▶ **Task prompt**:
For the word "screenshot", state the number of lines in the data that contain it, and nothing else.

▶ **Dataset content**:
* * * * *

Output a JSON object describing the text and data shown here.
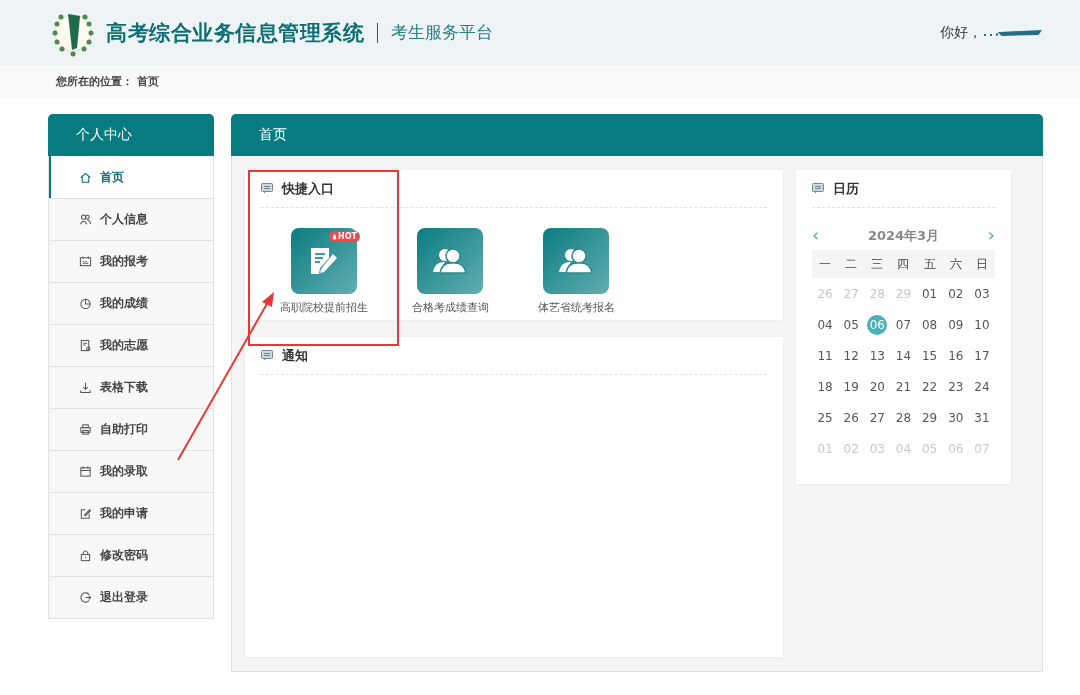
{
  "header": {
    "title": "高考综合业务信息管理系统",
    "subtitle": "考生服务平台",
    "greeting": "你好，"
  },
  "breadcrumb": {
    "label": "您所在的位置：",
    "current": "首页"
  },
  "sidebar": {
    "title": "个人中心",
    "items": [
      {
        "label": "首页",
        "selected": true
      },
      {
        "label": "个人信息",
        "selected": false
      },
      {
        "label": "我的报考",
        "selected": false
      },
      {
        "label": "我的成绩",
        "selected": false
      },
      {
        "label": "我的志愿",
        "selected": false
      },
      {
        "label": "表格下载",
        "selected": false
      },
      {
        "label": "自助打印",
        "selected": false
      },
      {
        "label": "我的录取",
        "selected": false
      },
      {
        "label": "我的申请",
        "selected": false
      },
      {
        "label": "修改密码",
        "selected": false
      },
      {
        "label": "退出登录",
        "selected": false
      }
    ]
  },
  "main": {
    "title": "首页"
  },
  "shortcuts": {
    "title": "快捷入口",
    "items": [
      {
        "label": "高职院校提前招生",
        "kind": "document",
        "badge": "HOT"
      },
      {
        "label": "合格考成绩查询",
        "kind": "people"
      },
      {
        "label": "体艺省统考报名",
        "kind": "people"
      }
    ]
  },
  "notices": {
    "title": "通知"
  },
  "calendar": {
    "title": "日历",
    "month": "2024年3月",
    "prev": "‹",
    "next": "›",
    "weekdays": [
      "一",
      "二",
      "三",
      "四",
      "五",
      "六",
      "日"
    ],
    "days": [
      {
        "day": "26",
        "muted": true,
        "selected": false
      },
      {
        "day": "27",
        "muted": true,
        "selected": false
      },
      {
        "day": "28",
        "muted": true,
        "selected": false
      },
      {
        "day": "29",
        "muted": true,
        "selected": false
      },
      {
        "day": "01",
        "muted": false,
        "selected": false
      },
      {
        "day": "02",
        "muted": false,
        "selected": false
      },
      {
        "day": "03",
        "muted": false,
        "selected": false
      },
      {
        "day": "04",
        "muted": false,
        "selected": false
      },
      {
        "day": "05",
        "muted": false,
        "selected": false
      },
      {
        "day": "06",
        "muted": false,
        "selected": true
      },
      {
        "day": "07",
        "muted": false,
        "selected": false
      },
      {
        "day": "08",
        "muted": false,
        "selected": false
      },
      {
        "day": "09",
        "muted": false,
        "selected": false
      },
      {
        "day": "10",
        "muted": false,
        "selected": false
      },
      {
        "day": "11",
        "muted": false,
        "selected": false
      },
      {
        "day": "12",
        "muted": false,
        "selected": false
      },
      {
        "day": "13",
        "muted": false,
        "selected": false
      },
      {
        "day": "14",
        "muted": false,
        "selected": false
      },
      {
        "day": "15",
        "muted": false,
        "selected": false
      },
      {
        "day": "16",
        "muted": false,
        "selected": false
      },
      {
        "day": "17",
        "muted": false,
        "selected": false
      },
      {
        "day": "18",
        "muted": false,
        "selected": false
      },
      {
        "day": "19",
        "muted": false,
        "selected": false
      },
      {
        "day": "20",
        "muted": false,
        "selected": false
      },
      {
        "day": "21",
        "muted": false,
        "selected": false
      },
      {
        "day": "22",
        "muted": false,
        "selected": false
      },
      {
        "day": "23",
        "muted": false,
        "selected": false
      },
      {
        "day": "24",
        "muted": false,
        "selected": false
      },
      {
        "day": "25",
        "muted": false,
        "selected": false
      },
      {
        "day": "26",
        "muted": false,
        "selected": false
      },
      {
        "day": "27",
        "muted": false,
        "selected": false
      },
      {
        "day": "28",
        "muted": false,
        "selected": false
      },
      {
        "day": "29",
        "muted": false,
        "selected": false
      },
      {
        "day": "30",
        "muted": false,
        "selected": false
      },
      {
        "day": "31",
        "muted": false,
        "selected": false
      },
      {
        "day": "01",
        "muted": true,
        "selected": false
      },
      {
        "day": "02",
        "muted": true,
        "selected": false
      },
      {
        "day": "03",
        "muted": true,
        "selected": false
      },
      {
        "day": "04",
        "muted": true,
        "selected": false
      },
      {
        "day": "05",
        "muted": true,
        "selected": false
      },
      {
        "day": "06",
        "muted": true,
        "selected": false
      },
      {
        "day": "07",
        "muted": true,
        "selected": false
      }
    ]
  }
}
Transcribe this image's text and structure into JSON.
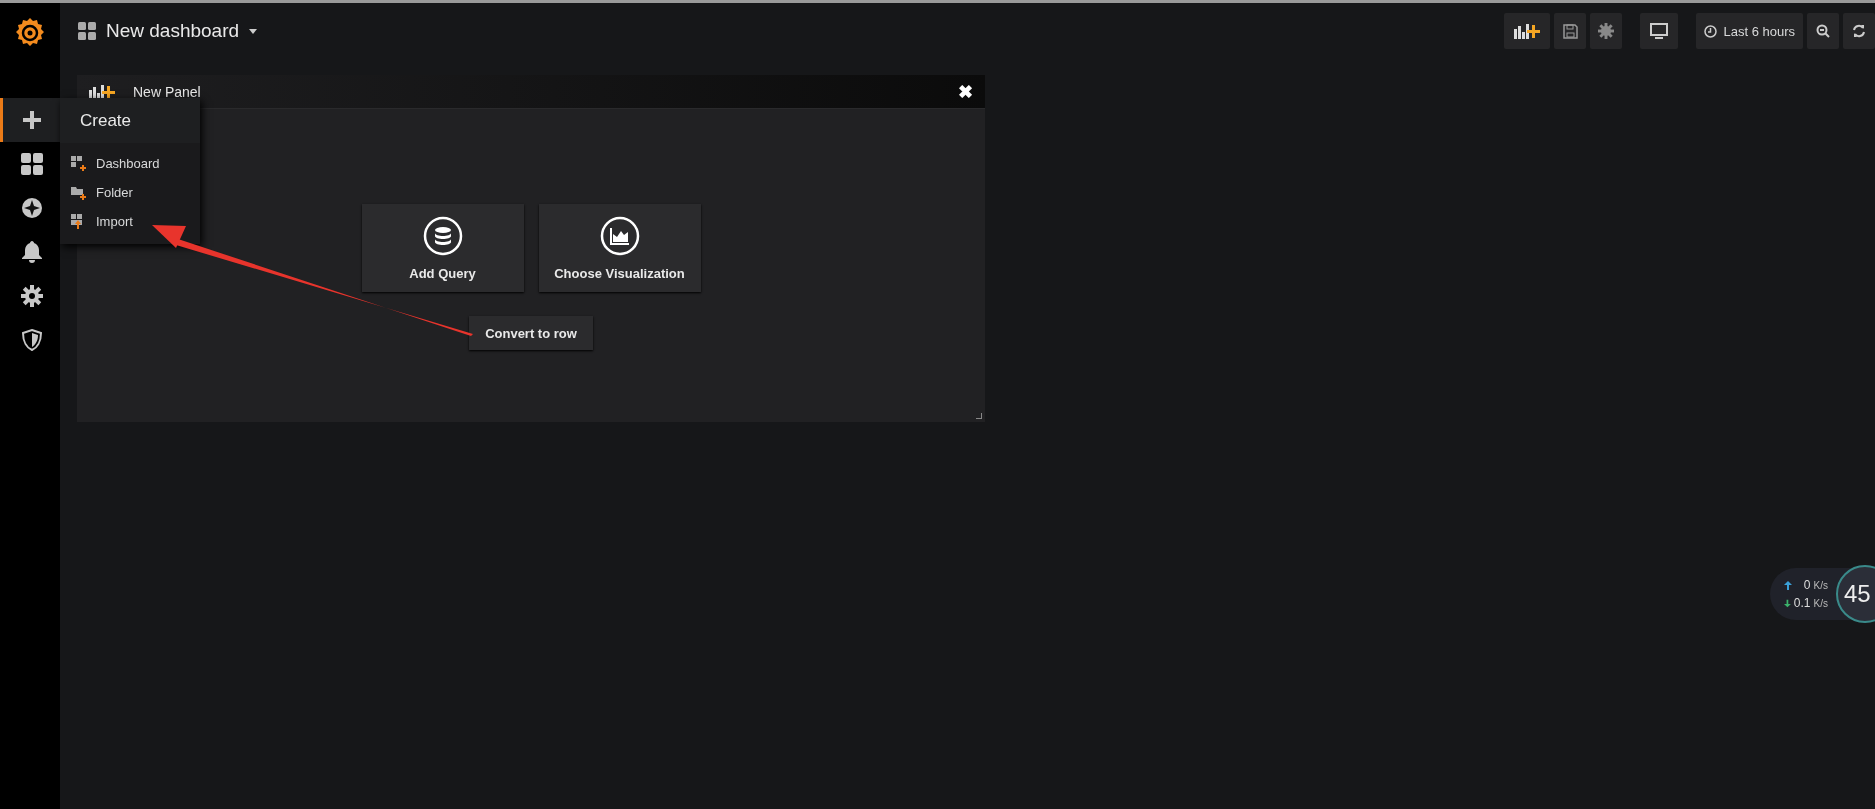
{
  "sidebar": {
    "items": [
      {
        "kind": "create",
        "selected": true
      },
      {
        "kind": "dashboards",
        "selected": false
      },
      {
        "kind": "explore",
        "selected": false
      },
      {
        "kind": "alerting",
        "selected": false
      },
      {
        "kind": "configuration",
        "selected": false
      },
      {
        "kind": "server-admin",
        "selected": false
      }
    ]
  },
  "topbar": {
    "title": "New dashboard",
    "time_range": "Last 6 hours"
  },
  "create_menu": {
    "title": "Create",
    "items": [
      {
        "kind": "dashboard",
        "label": "Dashboard"
      },
      {
        "kind": "folder",
        "label": "Folder"
      },
      {
        "kind": "import",
        "label": "Import"
      }
    ]
  },
  "panel": {
    "title": "New Panel",
    "close_glyph": "✖",
    "actions": [
      {
        "kind": "query",
        "label": "Add Query"
      },
      {
        "kind": "visualization",
        "label": "Choose Visualization"
      }
    ],
    "convert_label": "Convert to row"
  },
  "network_widget": {
    "upload_value": "0",
    "upload_unit": "K/s",
    "download_value": "0.1",
    "download_unit": "K/s",
    "gauge": "45"
  }
}
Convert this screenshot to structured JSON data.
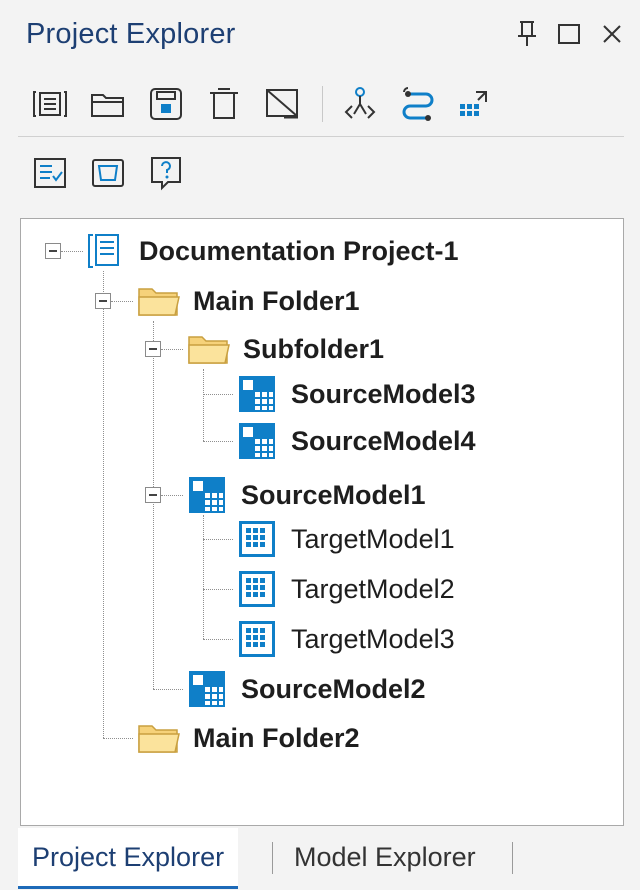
{
  "panel": {
    "title": "Project Explorer"
  },
  "window_controls": {
    "pin": "pin-icon",
    "maximize": "maximize-icon",
    "close": "close-icon"
  },
  "toolbar": {
    "row1": [
      "properties-icon",
      "open-folder-icon",
      "save-icon",
      "delete-icon",
      "close-model-icon",
      "model-mapping-icon",
      "link-icon",
      "expand-icon"
    ],
    "row2": [
      "checklist-icon",
      "window-icon",
      "help-icon"
    ]
  },
  "tree": {
    "root": {
      "label": "Documentation Project-1",
      "icon": "project-icon"
    },
    "main_folder1": {
      "label": "Main Folder1",
      "icon": "folder-icon"
    },
    "subfolder1": {
      "label": "Subfolder1",
      "icon": "folder-icon"
    },
    "source_model3": {
      "label": "SourceModel3",
      "icon": "source-model-icon"
    },
    "source_model4": {
      "label": "SourceModel4",
      "icon": "source-model-icon"
    },
    "source_model1": {
      "label": "SourceModel1",
      "icon": "source-model-icon"
    },
    "target_model1": {
      "label": "TargetModel1",
      "icon": "target-model-icon"
    },
    "target_model2": {
      "label": "TargetModel2",
      "icon": "target-model-icon"
    },
    "target_model3": {
      "label": "TargetModel3",
      "icon": "target-model-icon"
    },
    "source_model2": {
      "label": "SourceModel2",
      "icon": "source-model-icon"
    },
    "main_folder2": {
      "label": "Main Folder2",
      "icon": "folder-icon"
    }
  },
  "tabs": [
    {
      "label": "Project Explorer",
      "active": true
    },
    {
      "label": "Model Explorer",
      "active": false
    }
  ],
  "colors": {
    "accent_blue": "#1d6ab8",
    "icon_blue": "#0f7fc8",
    "folder_yellow": "#f6d27a",
    "title_blue": "#1d3f73"
  }
}
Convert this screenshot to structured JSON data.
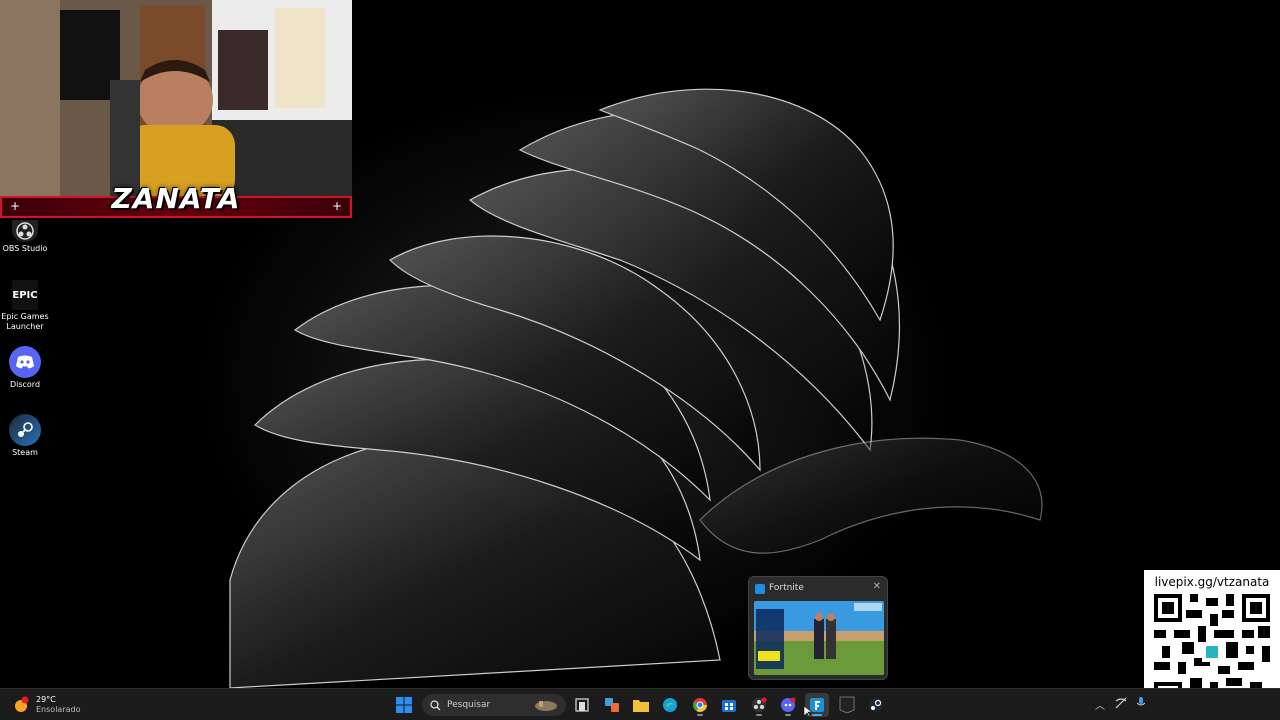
{
  "webcam": {
    "streamer_name": "ZANATA"
  },
  "desktop_icons": [
    {
      "label": "OBS Studio",
      "icon": "obs-icon"
    },
    {
      "label": "Epic Games Launcher",
      "icon": "epic-games-icon"
    },
    {
      "label": "Discord",
      "icon": "discord-icon"
    },
    {
      "label": "Steam",
      "icon": "steam-icon"
    }
  ],
  "epic_logo_text": "EPIC",
  "thumbnail": {
    "title": "Fortnite"
  },
  "livepix": {
    "url": "livepix.gg/vtzanata"
  },
  "taskbar": {
    "weather": {
      "temp": "29°C",
      "desc": "Ensolarado"
    },
    "search_placeholder": "Pesquisar",
    "apps": [
      "start-icon",
      "search-icon",
      "task-view-icon",
      "widgets-icon",
      "file-explorer-icon",
      "edge-icon",
      "chrome-icon",
      "store-icon",
      "obs-icon",
      "discord-icon",
      "fortnite-icon",
      "epic-games-icon",
      "steam-icon"
    ]
  },
  "colors": {
    "taskbar": "#1c1c1c",
    "accent_red": "#d0142c",
    "discord": "#5865f2",
    "steam": "#1b2838"
  }
}
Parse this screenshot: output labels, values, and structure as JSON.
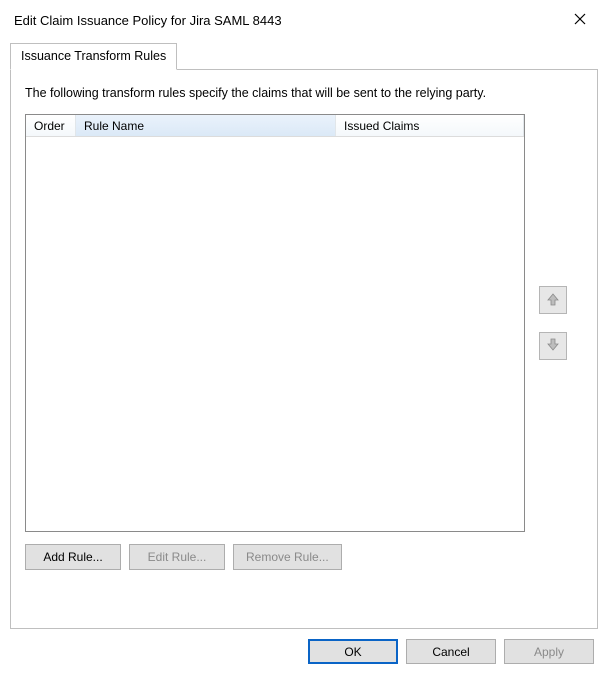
{
  "window": {
    "title": "Edit Claim Issuance Policy for Jira SAML 8443"
  },
  "tabs": {
    "issuance_transform": "Issuance Transform Rules"
  },
  "panel": {
    "description": "The following transform rules specify the claims that will be sent to the relying party.",
    "columns": {
      "order": "Order",
      "rule_name": "Rule Name",
      "issued_claims": "Issued Claims"
    },
    "rows": []
  },
  "buttons": {
    "add_rule": "Add Rule...",
    "edit_rule": "Edit Rule...",
    "remove_rule": "Remove Rule...",
    "ok": "OK",
    "cancel": "Cancel",
    "apply": "Apply"
  }
}
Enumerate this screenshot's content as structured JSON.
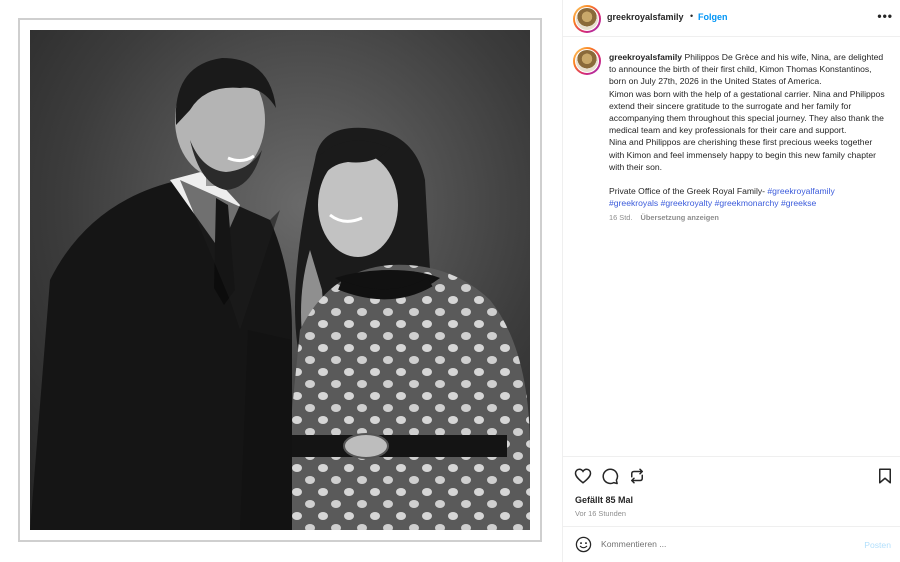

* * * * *

▶ **Reply to the exercise**:
4